TO DO:
Find the string "cell" in the records. Copy each line that has it.

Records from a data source
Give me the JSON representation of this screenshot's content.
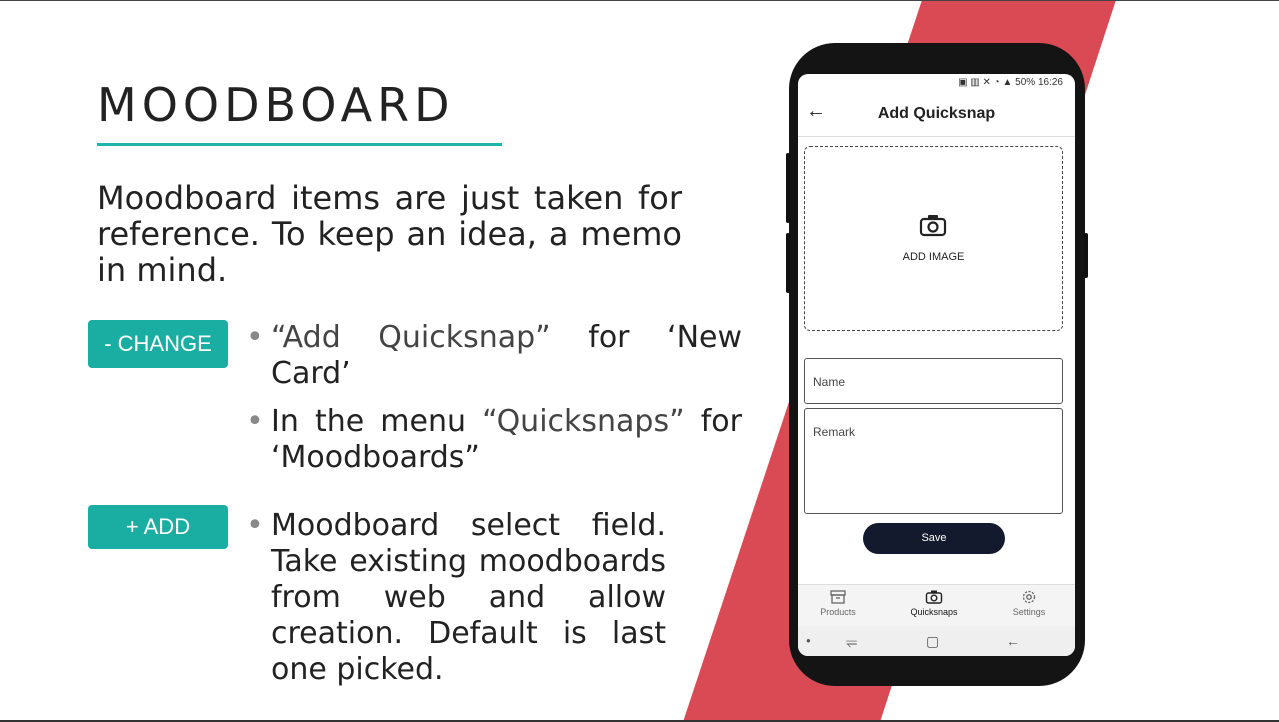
{
  "slide": {
    "title": "MOODBOARD",
    "intro": "Moodboard items are just taken for reference. To keep an idea, a memo in mind.",
    "accent_color": "#1aaea3",
    "stripe_color": "#d94a55"
  },
  "tags": {
    "change": "- CHANGE",
    "add": "+ ADD"
  },
  "change_bullets": {
    "b1_quote": "“Add Quicksnap”",
    "b1_rest": " for ‘New Card’",
    "b2_a": "In the menu ",
    "b2_quote": "“Quicksnaps”",
    "b2_rest": " for ‘Moodboards”"
  },
  "add_bullets": {
    "text": "Moodboard select field. Take existing moodboards from web and allow creation. Default is last one picked."
  },
  "phone": {
    "status": "50% 16:26",
    "app_title": "Add Quicksnap",
    "back_icon": "arrow-left-icon",
    "add_image_label": "ADD IMAGE",
    "name_placeholder": "Name",
    "remark_placeholder": "Remark",
    "save_label": "Save",
    "tabs": [
      {
        "label": "Products",
        "icon": "archive-icon"
      },
      {
        "label": "Quicksnaps",
        "icon": "camera-icon",
        "active": true
      },
      {
        "label": "Settings",
        "icon": "gear-icon"
      }
    ]
  }
}
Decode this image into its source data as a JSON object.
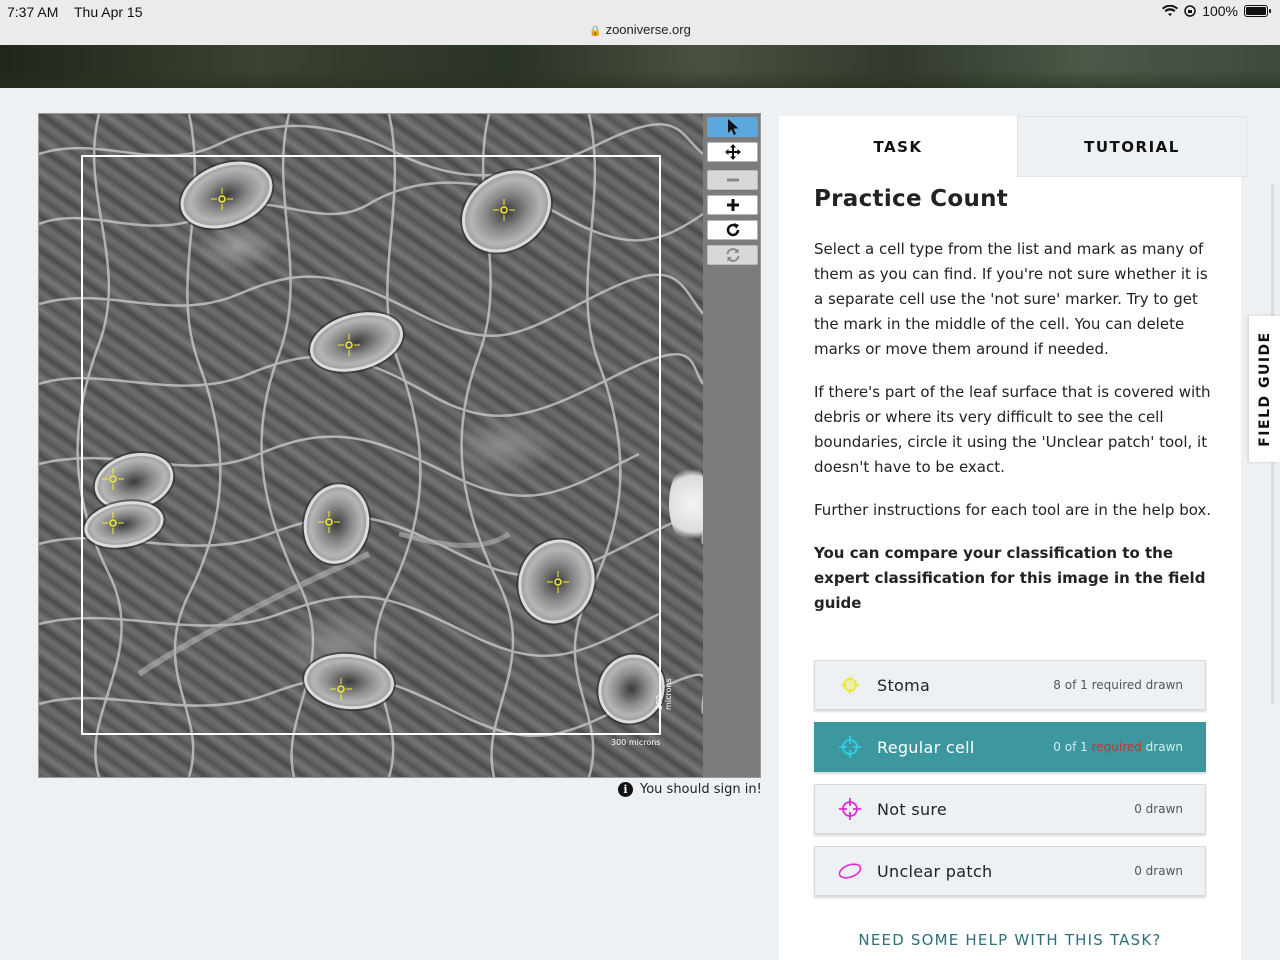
{
  "status_bar": {
    "time": "7:37 AM",
    "date": "Thu Apr 15",
    "battery": "100%",
    "url": "zooniverse.org"
  },
  "viewer": {
    "scale_label": "300 microns",
    "scale_label_vertical": "300 microns",
    "marker_color": "#f5ef2a",
    "signin_note": "You should sign in!"
  },
  "toolbar": {
    "select": "pointer-icon",
    "pan": "move-icon",
    "zoom_out": "minus-icon",
    "zoom_in": "plus-icon",
    "rotate": "rotate-icon",
    "reset": "reset-icon"
  },
  "task": {
    "tabs": [
      {
        "label": "TASK"
      },
      {
        "label": "TUTORIAL"
      }
    ],
    "title": "Practice Count",
    "paragraphs": [
      "Select a cell type from the list and mark as many of them as you can find. If you're not sure whether it is a separate cell use the 'not sure' marker. Try to get the mark in the middle of the cell. You can delete marks or move them around if needed.",
      "If there's part of the leaf surface that is covered with debris or where its very difficult to see the cell boundaries, circle it using the 'Unclear patch' tool, it doesn't have to be exact.",
      "Further instructions for each tool are in the help box.",
      "You can compare your classification to the expert classification for this image in the field guide"
    ],
    "tools": [
      {
        "label": "Stoma",
        "count_prefix": "8 of 1 ",
        "count_required": "required",
        "count_suffix": " drawn",
        "color": "#e8e82a"
      },
      {
        "label": "Regular cell",
        "count_prefix": "0 of 1 ",
        "count_required": "required",
        "count_suffix": " drawn",
        "color": "#2fd0e6"
      },
      {
        "label": "Not sure",
        "count_prefix": "0 drawn",
        "count_required": "",
        "count_suffix": "",
        "color": "#e22ad9"
      },
      {
        "label": "Unclear patch",
        "count_prefix": "0 drawn",
        "count_required": "",
        "count_suffix": "",
        "color": "#e22ad9"
      }
    ],
    "help_link": "NEED SOME HELP WITH THIS TASK?"
  },
  "field_guide": {
    "label": "FIELD GUIDE"
  },
  "colors": {
    "accent": "#3d979f",
    "active_tool": "#5ba7e0",
    "help_link": "#2c6f7a"
  }
}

RESPONSE TO THIS TASK:
      "Select a cell type from the list and mark as many of them as you can find. If you're not sure whether it is a separate cell use the 'not sure' marker. Try to get the mark in the middle of the cell. You can delete marks or move them around if needed.",
      "If there's part of the leaf surface that is covered with debris or where its very difficult to see the cell boundaries, circle it using the 'Unclear patch' tool, it doesn't have to be exact.",
        "label": "Regular cell",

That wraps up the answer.